▸ Aim of the exercise:
Each record must appear in your answer exactly as it does below.
START Exercise inputs
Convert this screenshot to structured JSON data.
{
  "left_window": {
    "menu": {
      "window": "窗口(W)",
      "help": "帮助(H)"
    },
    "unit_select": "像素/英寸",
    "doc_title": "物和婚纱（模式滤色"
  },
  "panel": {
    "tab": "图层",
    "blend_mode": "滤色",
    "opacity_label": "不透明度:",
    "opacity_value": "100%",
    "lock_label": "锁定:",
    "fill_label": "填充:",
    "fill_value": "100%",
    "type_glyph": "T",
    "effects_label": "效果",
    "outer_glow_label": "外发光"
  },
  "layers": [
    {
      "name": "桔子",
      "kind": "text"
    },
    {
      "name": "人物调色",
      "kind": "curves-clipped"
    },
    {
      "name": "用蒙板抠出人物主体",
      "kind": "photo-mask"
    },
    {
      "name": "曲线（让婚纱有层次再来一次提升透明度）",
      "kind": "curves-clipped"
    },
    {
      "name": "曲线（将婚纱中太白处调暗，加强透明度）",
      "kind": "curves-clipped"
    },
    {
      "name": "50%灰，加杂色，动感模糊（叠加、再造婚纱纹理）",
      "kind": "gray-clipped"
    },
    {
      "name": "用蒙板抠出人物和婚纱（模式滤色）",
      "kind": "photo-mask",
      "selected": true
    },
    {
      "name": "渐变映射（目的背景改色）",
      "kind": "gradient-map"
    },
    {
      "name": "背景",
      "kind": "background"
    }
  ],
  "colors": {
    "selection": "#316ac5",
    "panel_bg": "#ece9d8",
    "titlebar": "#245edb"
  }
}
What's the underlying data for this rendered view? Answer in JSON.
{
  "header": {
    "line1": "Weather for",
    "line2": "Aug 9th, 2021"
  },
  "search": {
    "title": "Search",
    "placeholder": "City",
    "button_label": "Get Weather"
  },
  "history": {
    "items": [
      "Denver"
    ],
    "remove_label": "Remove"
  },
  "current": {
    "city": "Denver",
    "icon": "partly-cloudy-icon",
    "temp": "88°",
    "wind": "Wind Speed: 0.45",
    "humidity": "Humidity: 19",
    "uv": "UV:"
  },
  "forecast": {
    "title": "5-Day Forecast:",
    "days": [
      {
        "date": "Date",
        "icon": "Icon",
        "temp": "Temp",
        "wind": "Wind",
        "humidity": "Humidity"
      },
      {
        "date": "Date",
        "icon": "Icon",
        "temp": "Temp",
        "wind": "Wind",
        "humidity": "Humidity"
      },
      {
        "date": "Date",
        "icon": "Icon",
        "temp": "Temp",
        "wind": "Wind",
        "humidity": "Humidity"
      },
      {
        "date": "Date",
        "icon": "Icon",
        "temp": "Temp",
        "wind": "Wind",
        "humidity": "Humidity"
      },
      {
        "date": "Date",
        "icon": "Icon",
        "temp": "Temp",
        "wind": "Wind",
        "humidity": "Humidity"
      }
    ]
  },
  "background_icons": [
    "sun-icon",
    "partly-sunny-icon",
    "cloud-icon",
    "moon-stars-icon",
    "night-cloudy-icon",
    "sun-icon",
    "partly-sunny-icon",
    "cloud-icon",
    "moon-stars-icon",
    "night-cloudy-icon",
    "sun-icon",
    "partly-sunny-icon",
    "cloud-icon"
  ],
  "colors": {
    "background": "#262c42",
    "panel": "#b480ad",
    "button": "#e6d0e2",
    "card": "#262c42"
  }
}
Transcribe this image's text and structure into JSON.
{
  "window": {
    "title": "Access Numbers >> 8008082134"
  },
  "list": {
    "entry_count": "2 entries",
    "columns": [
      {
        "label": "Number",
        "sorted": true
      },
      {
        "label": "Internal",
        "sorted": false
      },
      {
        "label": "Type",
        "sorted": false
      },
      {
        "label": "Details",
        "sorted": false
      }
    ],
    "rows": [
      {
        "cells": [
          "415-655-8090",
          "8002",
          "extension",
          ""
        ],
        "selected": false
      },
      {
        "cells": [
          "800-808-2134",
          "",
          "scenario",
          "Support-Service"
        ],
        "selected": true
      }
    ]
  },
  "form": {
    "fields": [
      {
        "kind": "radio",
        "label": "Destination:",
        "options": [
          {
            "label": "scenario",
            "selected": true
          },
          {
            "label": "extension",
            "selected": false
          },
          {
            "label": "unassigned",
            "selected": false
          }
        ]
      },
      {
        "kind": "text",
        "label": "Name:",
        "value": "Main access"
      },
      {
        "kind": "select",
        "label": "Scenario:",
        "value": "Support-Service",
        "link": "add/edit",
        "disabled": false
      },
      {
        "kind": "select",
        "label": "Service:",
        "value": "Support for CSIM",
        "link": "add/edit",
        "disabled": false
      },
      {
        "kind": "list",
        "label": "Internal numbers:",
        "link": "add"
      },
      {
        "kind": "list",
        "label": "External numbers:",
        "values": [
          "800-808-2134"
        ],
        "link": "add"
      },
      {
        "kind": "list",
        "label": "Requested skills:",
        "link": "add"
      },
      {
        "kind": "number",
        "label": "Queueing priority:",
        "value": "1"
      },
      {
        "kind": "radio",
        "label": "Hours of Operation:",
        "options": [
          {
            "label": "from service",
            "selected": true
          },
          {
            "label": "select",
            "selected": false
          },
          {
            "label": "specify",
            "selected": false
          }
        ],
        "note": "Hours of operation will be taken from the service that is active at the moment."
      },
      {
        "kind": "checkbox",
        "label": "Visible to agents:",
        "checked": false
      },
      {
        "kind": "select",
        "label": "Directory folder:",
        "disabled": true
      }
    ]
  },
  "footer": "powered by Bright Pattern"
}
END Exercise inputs
▸ Expected output:
Convert this screenshot to structured JSON data.
{
  "left_window": {
    "menu": {
      "window": "窗口(W)",
      "help": "帮助(H)"
    },
    "unit_select": "像素/英寸",
    "doc_title": "物和婚纱（模式滤色"
  },
  "panel": {
    "tab": "图层",
    "blend_mode": "滤色",
    "opacity_label": "不透明度:",
    "opacity_value": "100%",
    "lock_label": "锁定:",
    "fill_label": "填充:",
    "fill_value": "100%",
    "type_glyph": "T",
    "effects_label": "效果",
    "outer_glow_label": "外发光"
  },
  "layers": [
    {
      "name": "桔子",
      "kind": "text"
    },
    {
      "name": "人物调色",
      "kind": "curves-clipped"
    },
    {
      "name": "用蒙板抠出人物主体",
      "kind": "photo-mask"
    },
    {
      "name": "曲线（让婚纱有层次再来一次提升透明度）",
      "kind": "curves-clipped"
    },
    {
      "name": "曲线（将婚纱中太白处调暗，加强透明度）",
      "kind": "curves-clipped"
    },
    {
      "name": "50%灰，加杂色，动感模糊（叠加、再造婚纱纹理）",
      "kind": "gray-clipped"
    },
    {
      "name": "用蒙板抠出人物和婚纱（模式滤色）",
      "kind": "photo-mask",
      "selected": true
    },
    {
      "name": "渐变映射（目的背景改色）",
      "kind": "gradient-map"
    },
    {
      "name": "背景",
      "kind": "background"
    }
  ],
  "colors": {
    "selection": "#316ac5",
    "panel_bg": "#ece9d8",
    "titlebar": "#245edb"
  }
}
What's the underlying data for this rendered view? Answer in JSON.
{
  "header": {
    "line1": "Weather for",
    "line2": "Aug 9th, 2021"
  },
  "search": {
    "title": "Search",
    "placeholder": "City",
    "button_label": "Get Weather"
  },
  "history": {
    "items": [
      "Denver"
    ],
    "remove_label": "Remove"
  },
  "current": {
    "city": "Denver",
    "icon": "partly-cloudy-icon",
    "temp": "88°",
    "wind": "Wind Speed: 0.45",
    "humidity": "Humidity: 19",
    "uv": "UV:"
  },
  "forecast": {
    "title": "5-Day Forecast:",
    "days": [
      {
        "date": "Date",
        "icon": "Icon",
        "temp": "Temp",
        "wind": "Wind",
        "humidity": "Humidity"
      },
      {
        "date": "Date",
        "icon": "Icon",
        "temp": "Temp",
        "wind": "Wind",
        "humidity": "Humidity"
      },
      {
        "date": "Date",
        "icon": "Icon",
        "temp": "Temp",
        "wind": "Wind",
        "humidity": "Humidity"
      },
      {
        "date": "Date",
        "icon": "Icon",
        "temp": "Temp",
        "wind": "Wind",
        "humidity": "Humidity"
      },
      {
        "date": "Date",
        "icon": "Icon",
        "temp": "Temp",
        "wind": "Wind",
        "humidity": "Humidity"
      }
    ]
  },
  "background_icons": [
    "sun-icon",
    "partly-sunny-icon",
    "cloud-icon",
    "moon-stars-icon",
    "night-cloudy-icon",
    "sun-icon",
    "partly-sunny-icon",
    "cloud-icon",
    "moon-stars-icon",
    "night-cloudy-icon",
    "sun-icon",
    "partly-sunny-icon",
    "cloud-icon"
  ],
  "colors": {
    "background": "#262c42",
    "panel": "#b480ad",
    "button": "#e6d0e2",
    "card": "#262c42"
  }
}
Transcribe this image's text and structure into JSON.
{
  "window": {
    "title": "Access Numbers >> 8008082134"
  },
  "list": {
    "entry_count": "2 entries",
    "columns": [
      {
        "label": "Number",
        "sorted": true
      },
      {
        "label": "Internal",
        "sorted": false
      },
      {
        "label": "Type",
        "sorted": false
      },
      {
        "label": "Details",
        "sorted": false
      }
    ],
    "rows": [
      {
        "cells": [
          "415-655-8090",
          "8002",
          "extension",
          ""
        ],
        "selected": false
      },
      {
        "cells": [
          "800-808-2134",
          "",
          "scenario",
          "Support-Service"
        ],
        "selected": true
      }
    ]
  },
  "form": {
    "fields": [
      {
        "kind": "radio",
        "label": "Destination:",
        "options": [
          {
            "label": "scenario",
            "selected": true
          },
          {
            "label": "extension",
            "selected": false
          },
          {
            "label": "unassigned",
            "selected": false
          }
        ]
      },
      {
        "kind": "text",
        "label": "Name:",
        "value": "Main access"
      },
      {
        "kind": "select",
        "label": "Scenario:",
        "value": "Support-Service",
        "link": "add/edit",
        "disabled": false
      },
      {
        "kind": "select",
        "label": "Service:",
        "value": "Support for CSIM",
        "link": "add/edit",
        "disabled": false
      },
      {
        "kind": "list",
        "label": "Internal numbers:",
        "link": "add"
      },
      {
        "kind": "list",
        "label": "External numbers:",
        "values": [
          "800-808-2134"
        ],
        "link": "add"
      },
      {
        "kind": "list",
        "label": "Requested skills:",
        "link": "add"
      },
      {
        "kind": "number",
        "label": "Queueing priority:",
        "value": "1"
      },
      {
        "kind": "radio",
        "label": "Hours of Operation:",
        "options": [
          {
            "label": "from service",
            "selected": true
          },
          {
            "label": "select",
            "selected": false
          },
          {
            "label": "specify",
            "selected": false
          }
        ],
        "note": "Hours of operation will be taken from the service that is active at the moment."
      },
      {
        "kind": "checkbox",
        "label": "Visible to agents:",
        "checked": false
      },
      {
        "kind": "select",
        "label": "Directory folder:",
        "disabled": true
      }
    ]
  },
  "footer": "powered by Bright Pattern"
}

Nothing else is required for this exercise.